This year in the lead-up to the Tokyo Paralympics kids across Australia are trading stickers of their Olympic and Paralympic heroes. I even heard a boy who didn’t have a disability say when he grew up he wanted to be a wheelchair rugby player like his hero, Australian team captain Rylee Batt (see video below).
Crawling the Kokoda Track
All this recognition isn’t just because of me but I’m proud to have played a part in raising the profile of Paralympic sport and people with a disability. I didn’t set out to crawl the Kokoda Track to get on TV. I wanted a holiday with my family and when it was proposed to take on the track, nobody told me that I couldn’t (well, they did, but I didn’t listen!) so I just figured I could:
One of my proudest moments racing for Australia was in the 2008 Paralympic Games in Beijing. While I’d finished on the podium a couple of times, I had some difficult races and hadn’t won the gold I’d set out for as I lined up in the final race of the Games, the marathon through the streets of the host city.
I was in with a chance with a few kilometres to go and as we raced into the famous Bird’s Nest stadium for the final 800 metres, I snatched the lead and didn’t let go. Gold. My second Paralympic marathon win after the gold I had achieved 4 years earlier in Athens:
My win in 2008 set the scene for the next Games in London in 2012. I was going to shoot for something which few people had had the chance to attempt, let alone achieve: gold medals in the same event at 3 consecutive Games. I knew of someone who had got close. An Australian swimmer. A man with a face which was recognised by millions and the hero to thousands of young Aussies in the 1990s. A face well-known to me. My childhood idol, Kieren Perkins.
Unfortunately for Kieren it wasn’t to be, as he finished with silver at his final Games in his quest for 3 straight gold. I didn’t even get as close as Kieren with a bronze in London, but pushed on for one more time in Rio, my fifth and final Games. While I was pipped in the final 100 metres for gold, I finished with a silver to emulate my hero. Consecutive golds and a silver to round out our major Games careers. Maybe, after all, it was meant to be?

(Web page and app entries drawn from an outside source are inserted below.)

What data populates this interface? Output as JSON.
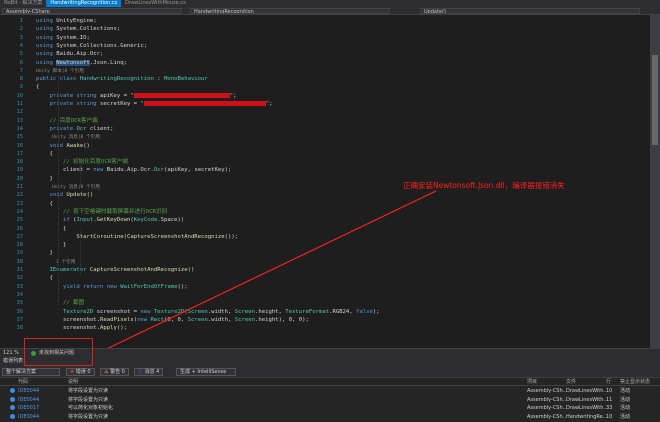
{
  "window": {
    "title_fragment": "NoBit · 解决方案"
  },
  "tabs": [
    {
      "label": "HandwritingRecognition.cs",
      "active": true
    },
    {
      "label": "DrawLinesWithMouse.cs",
      "active": false
    }
  ],
  "navbar": {
    "project": "Assembly-CSharp",
    "class": "HandwritingRecognition",
    "member": "Update()"
  },
  "code_lines": [
    {
      "n": "1",
      "html": "<span class=\"kw\">using</span> UnityEngine;"
    },
    {
      "n": "2",
      "html": "<span class=\"kw\">using</span> System.Collections;"
    },
    {
      "n": "3",
      "html": "<span class=\"kw\">using</span> System.IO;"
    },
    {
      "n": "4",
      "html": "<span class=\"kw\">using</span> System.Collections.Generic;"
    },
    {
      "n": "5",
      "html": "<span class=\"kw\">using</span> Baidu.Aip.Ocr;"
    },
    {
      "n": "6",
      "html": "<span class=\"kw\">using</span> <span class=\"hl\">Newtonsoft</span>.Json.Linq;"
    },
    {
      "n": "7",
      "html": ""
    },
    {
      "n": "8",
      "html": "<span class=\"kw\">public class</span> <span class=\"ty\">HandwritingRecognition</span> : <span class=\"ty\">MonoBehaviour</span>"
    },
    {
      "n": "9",
      "html": "{"
    },
    {
      "n": "10",
      "html": "    <span class=\"kw\">private string</span> apiKey = <span class=\"st\">\"<span class=\"redact\"></span>\"</span>;"
    },
    {
      "n": "11",
      "html": "    <span class=\"kw\">private string</span> secretKey = <span class=\"st\">\"<span class=\"redact2\"></span>\"</span>;"
    },
    {
      "n": "12",
      "html": ""
    },
    {
      "n": "13",
      "html": "    <span class=\"cm\">// 百度OCR客户端</span>"
    },
    {
      "n": "14",
      "html": "    <span class=\"kw\">private</span> <span class=\"ty\">Ocr</span> client;"
    },
    {
      "n": "15",
      "html": ""
    },
    {
      "n": "16",
      "html": "    <span class=\"kw\">void</span> <span class=\"fn\">Awake</span>()"
    },
    {
      "n": "17",
      "html": "    {"
    },
    {
      "n": "18",
      "html": "        <span class=\"cm\">// 初始化百度OCR客户端</span>"
    },
    {
      "n": "19",
      "html": "        client = <span class=\"kw\">new</span> Baidu.Aip.Ocr.<span class=\"ty\">Ocr</span>(apiKey, secretKey);"
    },
    {
      "n": "20",
      "html": "    }"
    },
    {
      "n": "21",
      "html": ""
    },
    {
      "n": "22",
      "html": "    <span class=\"kw\">void</span> <span class=\"fn\">Update</span>()"
    },
    {
      "n": "23",
      "html": "    {"
    },
    {
      "n": "24",
      "html": "        <span class=\"cm\">// 按下空格键时截取屏幕并进行OCR识别</span>"
    },
    {
      "n": "25",
      "html": "        <span class=\"kw\">if</span> (<span class=\"ty\">Input</span>.<span class=\"fn\">GetKeyDown</span>(<span class=\"ty\">KeyCode</span>.Space))"
    },
    {
      "n": "26",
      "html": "        {"
    },
    {
      "n": "27",
      "html": "            <span class=\"fn\">StartCoroutine</span>(<span class=\"fn\">CaptureScreenshotAndRecognize</span>());"
    },
    {
      "n": "28",
      "html": "        }"
    },
    {
      "n": "29",
      "html": "    }"
    },
    {
      "n": "30",
      "html": ""
    },
    {
      "n": "31",
      "html": "    <span class=\"ty\">IEnumerator</span> <span class=\"fn\">CaptureScreenshotAndRecognize</span>()"
    },
    {
      "n": "32",
      "html": "    {"
    },
    {
      "n": "33",
      "html": "        <span class=\"kw\">yield return new</span> <span class=\"ty\">WaitForEndOfFrame</span>();"
    },
    {
      "n": "34",
      "html": ""
    },
    {
      "n": "35",
      "html": "        <span class=\"cm\">// 截图</span>"
    },
    {
      "n": "36",
      "html": "        <span class=\"ty\">Texture2D</span> screenshot = <span class=\"kw\">new</span> <span class=\"ty\">Texture2D</span>(<span class=\"ty\">Screen</span>.width, <span class=\"ty\">Screen</span>.height, <span class=\"ty\">TextureFormat</span>.RGB24, <span class=\"kw\">false</span>);"
    },
    {
      "n": "37",
      "html": "        screenshot.<span class=\"fn\">ReadPixels</span>(<span class=\"kw\">new</span> <span class=\"ty\">Rect</span>(0, 0, <span class=\"ty\">Screen</span>.width, <span class=\"ty\">Screen</span>.height), 0, 0);"
    },
    {
      "n": "38",
      "html": "        screenshot.<span class=\"fn\">Apply</span>();"
    }
  ],
  "codelens": [
    {
      "after_line": "7",
      "text": "Unity 脚本|0 个引用"
    },
    {
      "after_line": "15",
      "text": "Unity 消息|0 个引用"
    },
    {
      "after_line": "21",
      "text": "Unity 消息|0 个引用"
    },
    {
      "after_line": "30",
      "text": "1 个引用"
    }
  ],
  "annotation": {
    "text": "正确安装Newtonsoft.Json.dll，编译器报错消失",
    "color": "#ff2020"
  },
  "statusbar": {
    "zoom": "121 %",
    "issues": "未找到相关问题"
  },
  "error_panel": {
    "title": "错误列表",
    "scope": "整个解决方案",
    "errors_chip": "错误 0",
    "warnings_chip": "警告 0",
    "messages_chip": "消息 4",
    "build_filter": "生成 + IntelliSense",
    "columns": [
      "代码",
      "说明",
      "项目",
      "文件",
      "行",
      "禁止显示状态"
    ],
    "rows": [
      {
        "code": "IDE0044",
        "desc": "将字段设置为只读",
        "project": "Assembly-CSh...",
        "file": "DrawLinesWith...",
        "line": "10",
        "state": "活动"
      },
      {
        "code": "IDE0044",
        "desc": "将字段设置为只读",
        "project": "Assembly-CSh...",
        "file": "DrawLinesWith...",
        "line": "11",
        "state": "活动"
      },
      {
        "code": "IDE0017",
        "desc": "可以简化对象初始化",
        "project": "Assembly-CSh...",
        "file": "DrawLinesWith...",
        "line": "33",
        "state": "活动"
      },
      {
        "code": "IDE0044",
        "desc": "将字段设置为只读",
        "project": "Assembly-CSh...",
        "file": "HandwritingRe...",
        "line": "10",
        "state": "活动"
      }
    ]
  }
}
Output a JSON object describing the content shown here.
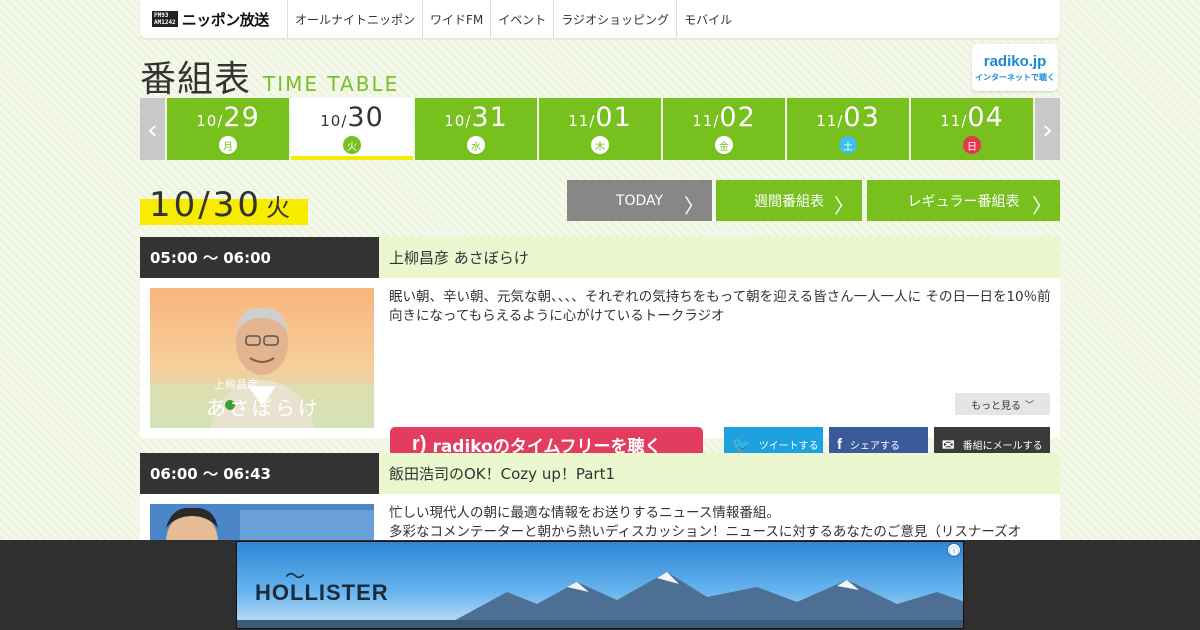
{
  "site": {
    "logo_badge_top": "FM93",
    "logo_badge_bottom": "AM1242",
    "logo_name": "ニッポン放送"
  },
  "nav": [
    "オールナイトニッポン",
    "ワイドFM",
    "イベント",
    "ラジオショッピング",
    "モバイル"
  ],
  "header": {
    "title_ja": "番組表",
    "title_en": "TIME TABLE",
    "radiko_logo": "radiko.jp",
    "radiko_sub": "インターネットで聴く"
  },
  "dates": [
    {
      "month": "10/",
      "day": "29",
      "weekday": "月",
      "type": "weekday"
    },
    {
      "month": "10/",
      "day": "30",
      "weekday": "火",
      "type": "weekday",
      "active": true
    },
    {
      "month": "10/",
      "day": "31",
      "weekday": "水",
      "type": "weekday"
    },
    {
      "month": "11/",
      "day": "01",
      "weekday": "木",
      "type": "weekday"
    },
    {
      "month": "11/",
      "day": "02",
      "weekday": "金",
      "type": "weekday"
    },
    {
      "month": "11/",
      "day": "03",
      "weekday": "土",
      "type": "sat"
    },
    {
      "month": "11/",
      "day": "04",
      "weekday": "日",
      "type": "sun"
    }
  ],
  "selected": {
    "date": "10/30",
    "weekday": "火"
  },
  "buttons": {
    "today": "TODAY",
    "weekly": "週間番組表",
    "regular": "レギュラー番組表"
  },
  "programs": [
    {
      "time": "05:00 ～ 06:00",
      "title": "上柳昌彦 あさぼらけ",
      "description": "眠い朝、辛い朝、元気な朝、、、、それぞれの気持ちをもって朝を迎える皆さん一人一人に その日一日を10％前向きになってもらえるように心がけているトークラジオ",
      "thumb_caption_small": "上柳昌彦",
      "thumb_caption": "あさぼらけ",
      "more": "もっと見る",
      "radiko": "radikoのタイムフリーを聴く",
      "tweet": "ツイートする",
      "share": "シェアする",
      "mail": "番組にメールする"
    },
    {
      "time": "06:00 ～ 06:43",
      "title": "飯田浩司のOK！Cozy up！Part1",
      "description_line1": "忙しい現代人の朝に最適な情報をお送りするニュース情報番組。",
      "description_line2": "多彩なコメンテーターと朝から熱いディスカッション！ニュースに対するあなたのご意見（リスナーズオ"
    }
  ],
  "ad": {
    "brand": "HOLLISTER",
    "info": "ⓘ"
  },
  "colors": {
    "green": "#78c01e",
    "yellow": "#f7ec00",
    "pink": "#e23c5f",
    "twitter": "#1ea1df",
    "facebook": "#3b5a9a"
  }
}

Kurt Fearnley AO is a 3-time Paralympic gold medallist and 2-time Commonwealth Games gold medallist. He has won over 40 marathons – including New York, Chicago and London – in a career spanning more than 20 years. In 2009 Kurt crawled the Kokoda track, in Papua New Guinea, to raise awareness of men’s health. Kurt was also a member of the winning Sydney to Hobart yacht crew, Investec Loyal, in 2012.
Relive – or discover – more thrilling sporting moments from 1994 to now in the Australian Paralympians curated collection.
Main image: Kurt Fearnley at the London 2012 Paralympics. Licensed under the Creative Commons Attribution-Share Alike 3.0 Unported license. Attribution: Australian Paralympic Committee.